set.seed(6)
x <- c(rnorm(50,mean=0.3,sd=0.15),rnorm(40,mean=0.7,sd=0.1),rnorm(60,mean=0.5,sd=0.15))
res <- onlineCPD(datapt=x[1])
for(k in x)
  res <- onlineCPD(res,k)
plot(res)

##### Real Multivariate Data #####
data(WalBelSentiment)
data(WalBelTimes)
res <- onlineCPD(datapt=WalBelSentiment[1400,],timept=WalBelTimes[1400])
for(k in 1401:1600)
  res <- onlineCPD(res,WalBelSentiment[k,],WalBelTimes[k])

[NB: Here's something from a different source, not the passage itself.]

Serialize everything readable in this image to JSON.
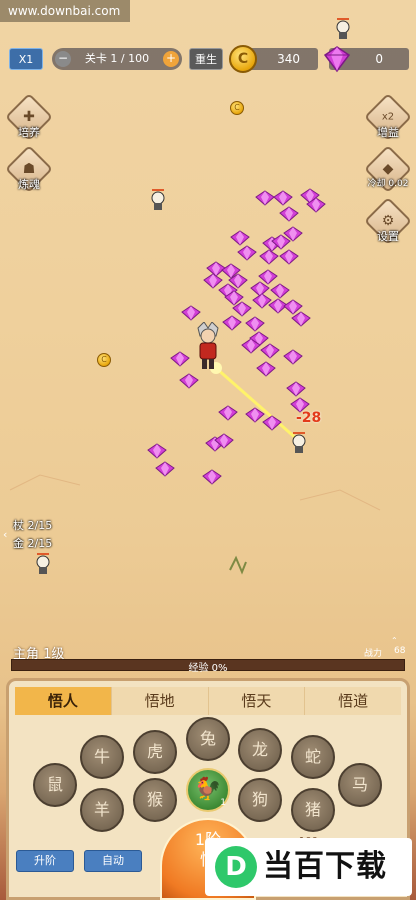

plot(res)

## You can use onlineCPD to add points to an existing "oCPD" object
y <- c(rnorm(50,0.5,0.1),rnorm(20,0.48,0.02),rnorm(50,0.5,0.1))
res <- offlineCPD(y)
plot(res)
x <- rnorm(75,0.7,0.4)
for(k in x)
  res <- onlineCPD(res,k)
plot(res)